The communications revolution is just getting underway, and it’s changing politics, as it changes everything it touches. The Tea Party is an internet phenomenon. So is the Article V movement. Organizing a 34 state coalition of state legislative leaders, most of whom have never met one another, is tough. I don’t think you could do it without the internet.
Congress should adapt to this new world by allowing remote voting. If a Congressman is in his home district, he should be able to fully participate in committee meetings and floor votes. The technology is available, and it would have a huge impact. As far as I’m concerned Congressmen should spend as little time in D.C. as possible. Show up, swear in, and go home should be the norm. If you’re chairing a committee you need to be present, otherwise the less time you spend in the corrupting halls of power the better. If a lobbyist wants to make his case to a member, go to that member’s district for an appointment.
This idea is not original, and I’m sure others have thought about how it would work in practice. When I was practicing law in Alaska I actually conducted trials remotely. I was a plaintiff’s attorney, and I sued people all over the state. Occasionally I would do an entire trial in Kenai from my office in Anchorage. It worked well enough.
This all comes to mind as we try to figure out exactly how remote participation in the San Diego Summit will work. Speaker X from state Y calls in and is recognized by Faber. They can do remotely what everyone present can do — make and second motions, make objections, vote, and debate.
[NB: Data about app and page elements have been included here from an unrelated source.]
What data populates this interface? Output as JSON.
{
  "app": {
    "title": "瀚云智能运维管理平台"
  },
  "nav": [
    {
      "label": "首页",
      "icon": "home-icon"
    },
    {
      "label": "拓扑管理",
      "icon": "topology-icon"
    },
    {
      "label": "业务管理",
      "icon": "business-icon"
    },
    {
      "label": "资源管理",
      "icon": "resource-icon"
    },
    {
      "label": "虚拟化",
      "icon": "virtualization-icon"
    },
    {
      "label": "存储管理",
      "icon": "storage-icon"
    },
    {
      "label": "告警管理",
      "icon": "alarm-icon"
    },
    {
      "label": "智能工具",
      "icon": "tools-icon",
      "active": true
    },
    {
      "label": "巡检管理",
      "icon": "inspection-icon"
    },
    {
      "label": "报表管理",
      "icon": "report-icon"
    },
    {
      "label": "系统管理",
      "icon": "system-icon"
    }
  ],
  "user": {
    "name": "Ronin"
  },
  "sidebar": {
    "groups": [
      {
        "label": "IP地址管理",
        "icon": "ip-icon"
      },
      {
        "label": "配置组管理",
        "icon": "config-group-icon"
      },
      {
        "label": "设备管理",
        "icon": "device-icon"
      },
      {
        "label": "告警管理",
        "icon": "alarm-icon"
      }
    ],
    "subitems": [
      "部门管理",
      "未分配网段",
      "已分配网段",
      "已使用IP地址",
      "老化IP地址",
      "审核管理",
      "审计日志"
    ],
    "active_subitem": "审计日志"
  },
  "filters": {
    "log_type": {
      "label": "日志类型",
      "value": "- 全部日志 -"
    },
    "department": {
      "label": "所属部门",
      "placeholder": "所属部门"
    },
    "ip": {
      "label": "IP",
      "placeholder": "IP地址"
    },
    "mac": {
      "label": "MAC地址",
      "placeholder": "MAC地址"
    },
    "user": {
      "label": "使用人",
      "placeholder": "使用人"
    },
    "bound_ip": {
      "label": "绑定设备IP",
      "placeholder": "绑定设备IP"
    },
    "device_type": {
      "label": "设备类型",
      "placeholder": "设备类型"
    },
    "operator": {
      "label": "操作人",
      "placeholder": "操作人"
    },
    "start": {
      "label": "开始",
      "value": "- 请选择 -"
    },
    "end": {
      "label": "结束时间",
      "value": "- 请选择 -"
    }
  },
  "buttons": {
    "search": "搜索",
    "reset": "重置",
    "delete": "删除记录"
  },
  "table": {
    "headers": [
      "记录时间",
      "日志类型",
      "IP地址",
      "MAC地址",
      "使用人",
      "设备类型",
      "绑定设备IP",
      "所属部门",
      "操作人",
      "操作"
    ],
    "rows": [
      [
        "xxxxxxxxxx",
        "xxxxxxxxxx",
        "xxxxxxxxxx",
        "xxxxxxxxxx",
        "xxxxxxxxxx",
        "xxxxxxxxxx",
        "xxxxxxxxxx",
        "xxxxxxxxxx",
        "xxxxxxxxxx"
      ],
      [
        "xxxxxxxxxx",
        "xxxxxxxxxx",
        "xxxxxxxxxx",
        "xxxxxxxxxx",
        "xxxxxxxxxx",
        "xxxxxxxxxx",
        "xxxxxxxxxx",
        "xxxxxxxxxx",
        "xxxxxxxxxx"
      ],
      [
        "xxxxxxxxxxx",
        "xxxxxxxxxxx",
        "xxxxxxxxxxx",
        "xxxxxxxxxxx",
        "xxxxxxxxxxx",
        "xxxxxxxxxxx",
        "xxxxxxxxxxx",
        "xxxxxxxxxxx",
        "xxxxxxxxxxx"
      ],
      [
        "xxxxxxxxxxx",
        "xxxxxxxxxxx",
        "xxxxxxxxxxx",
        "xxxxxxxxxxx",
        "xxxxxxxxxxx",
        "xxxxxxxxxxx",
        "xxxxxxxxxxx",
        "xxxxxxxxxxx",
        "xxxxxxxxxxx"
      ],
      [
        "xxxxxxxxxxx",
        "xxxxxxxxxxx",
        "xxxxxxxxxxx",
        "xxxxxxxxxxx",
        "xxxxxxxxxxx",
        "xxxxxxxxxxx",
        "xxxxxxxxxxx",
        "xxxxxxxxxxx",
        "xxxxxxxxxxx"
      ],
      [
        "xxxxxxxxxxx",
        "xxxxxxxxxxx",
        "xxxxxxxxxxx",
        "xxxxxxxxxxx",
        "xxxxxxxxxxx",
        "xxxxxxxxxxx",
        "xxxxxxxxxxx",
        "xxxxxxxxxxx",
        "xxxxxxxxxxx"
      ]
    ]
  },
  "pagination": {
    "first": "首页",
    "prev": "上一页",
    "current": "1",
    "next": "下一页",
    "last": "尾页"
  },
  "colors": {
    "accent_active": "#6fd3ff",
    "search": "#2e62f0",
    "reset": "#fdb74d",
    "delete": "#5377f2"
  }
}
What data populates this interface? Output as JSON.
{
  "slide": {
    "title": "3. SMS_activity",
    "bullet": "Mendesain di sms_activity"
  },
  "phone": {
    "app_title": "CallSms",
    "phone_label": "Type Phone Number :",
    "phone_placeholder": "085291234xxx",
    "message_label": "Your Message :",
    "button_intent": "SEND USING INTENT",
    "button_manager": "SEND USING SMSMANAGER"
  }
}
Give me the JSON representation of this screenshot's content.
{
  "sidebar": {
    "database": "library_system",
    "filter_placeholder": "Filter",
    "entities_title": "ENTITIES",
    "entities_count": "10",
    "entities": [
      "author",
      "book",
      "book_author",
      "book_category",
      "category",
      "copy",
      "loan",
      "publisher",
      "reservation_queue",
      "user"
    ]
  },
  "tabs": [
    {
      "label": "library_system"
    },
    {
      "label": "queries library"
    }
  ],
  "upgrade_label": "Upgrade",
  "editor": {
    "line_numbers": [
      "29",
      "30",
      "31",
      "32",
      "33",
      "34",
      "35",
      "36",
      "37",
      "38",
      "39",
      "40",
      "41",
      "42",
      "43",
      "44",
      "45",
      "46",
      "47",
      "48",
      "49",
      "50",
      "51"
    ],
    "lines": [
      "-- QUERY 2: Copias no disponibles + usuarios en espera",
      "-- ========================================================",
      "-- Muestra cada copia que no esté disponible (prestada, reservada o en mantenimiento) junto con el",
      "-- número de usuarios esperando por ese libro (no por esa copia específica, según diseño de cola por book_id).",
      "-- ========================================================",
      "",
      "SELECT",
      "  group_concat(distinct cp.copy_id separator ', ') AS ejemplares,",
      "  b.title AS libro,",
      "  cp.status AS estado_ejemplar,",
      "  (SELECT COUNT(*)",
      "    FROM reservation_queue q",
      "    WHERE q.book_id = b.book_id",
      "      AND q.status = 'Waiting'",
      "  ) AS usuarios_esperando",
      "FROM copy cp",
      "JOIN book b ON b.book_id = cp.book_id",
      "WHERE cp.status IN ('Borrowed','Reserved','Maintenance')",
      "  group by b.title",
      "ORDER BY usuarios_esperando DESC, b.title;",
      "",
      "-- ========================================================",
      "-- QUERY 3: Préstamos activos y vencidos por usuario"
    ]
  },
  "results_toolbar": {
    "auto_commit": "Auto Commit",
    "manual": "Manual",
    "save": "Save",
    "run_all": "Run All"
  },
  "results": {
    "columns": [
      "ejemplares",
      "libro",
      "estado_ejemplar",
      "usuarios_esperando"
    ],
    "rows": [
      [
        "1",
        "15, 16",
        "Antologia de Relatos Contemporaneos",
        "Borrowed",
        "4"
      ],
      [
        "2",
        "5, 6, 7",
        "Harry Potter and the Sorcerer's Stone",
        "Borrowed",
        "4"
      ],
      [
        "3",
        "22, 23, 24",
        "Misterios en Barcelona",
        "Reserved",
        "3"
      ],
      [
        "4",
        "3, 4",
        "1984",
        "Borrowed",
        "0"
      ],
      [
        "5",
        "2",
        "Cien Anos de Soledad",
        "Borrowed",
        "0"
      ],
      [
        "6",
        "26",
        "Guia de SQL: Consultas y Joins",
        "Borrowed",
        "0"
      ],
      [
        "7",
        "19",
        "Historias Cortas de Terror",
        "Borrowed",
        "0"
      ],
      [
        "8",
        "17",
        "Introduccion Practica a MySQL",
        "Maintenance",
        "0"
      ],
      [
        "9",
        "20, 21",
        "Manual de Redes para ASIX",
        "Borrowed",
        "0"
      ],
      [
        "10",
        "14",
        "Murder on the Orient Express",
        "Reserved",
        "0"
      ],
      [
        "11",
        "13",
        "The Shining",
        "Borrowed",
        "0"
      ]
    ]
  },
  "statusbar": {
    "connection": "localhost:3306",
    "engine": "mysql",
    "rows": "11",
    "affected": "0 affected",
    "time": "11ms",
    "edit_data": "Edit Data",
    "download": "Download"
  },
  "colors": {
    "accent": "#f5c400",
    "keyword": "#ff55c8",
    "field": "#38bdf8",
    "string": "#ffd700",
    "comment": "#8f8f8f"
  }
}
Someone other than Faber will have to keep track of which remote participant wants to speak, and pass that along to Faber, who at some point would recognize them and give them the floor. So let’s say a motion to adopt the One State, One Vote, One Amendment is made and seconded. Everyone who wishes to speak to the motion will seek to be recognized by the Chair, who will control the sequence of speakers, just as is done in legislative debate. No distinction would be made between those physically present and those who are not.
I’ve never Skyped and am an internet Neanderthal. Loren Enns is our IT guy, and he’s going to have to figure out how all this would work. It’s a problem he can handle. Ideally when a remote participant speaks his or her image would appear on a big screen in the meeting room, and would be broadcast by C-Span. Maybe those C-Span guys will know how to do all this.
C-Span is a great thing. Around twenty years ago they brought a bus to Anchorage and broadcast their morning show from it. They had me on as the local conservative. I started talking about cutting back on the federal government and letting states figure out their own problems. Some whiny old guy from Cleveland called in and said they had a lot of problems and they needed help from the federal government. I told him he needed to figure out how to solve his own problems. He didn’t like that.
Angelo Codevilla is a very bright guy. I’ve read one or two of his books. He had a piece out on the internet a few days ago that was spot on. He basically said we don’t care who wins all these bullshit wars in the Middle East. What we care about are these crazy bastards who kill Americans. We are at war with these sons of bitches and want to kill as many of them as we can, as fast as we can. Other than securing Israel it’s our only policy objective in the Middle East. Every Presidential candidate should read Codevilla, and, if he’s wrong, explain how he’s wrong.
The American people have never wanted to send their sons overseas to fight wars. Ever. It’s a constant in American history. People feel that way today as strongly as they ever have. We mind our own damn business. If a bunch of crazy people in some part of the world are raising hell it’s not our job to go in and straighten everything out.
I never cared much for John Warner. He was a pretty boy who became Elizabeth Taylor’s seventh husband. He’s switched parties and is now a Democrat. But he was an Admiral, and Navy Secretary, Senator and Chairman of the Armed Services Committee. Fifteen years ago he told the Pentagon brass, in a committee meeting, “…this country will never again permit the armed forces to be engaged in conflicts which inflict the level of casualties we have seen historically.” I am completely convinced Warner was right. 9-11 didn’t change that. And if he’s right, what does that mean for our “trip wire” troop deployments in Europe and Asia? It means it’s all bullshit. Take your trip wire and send it where the sun doesn’t shine.
No more war.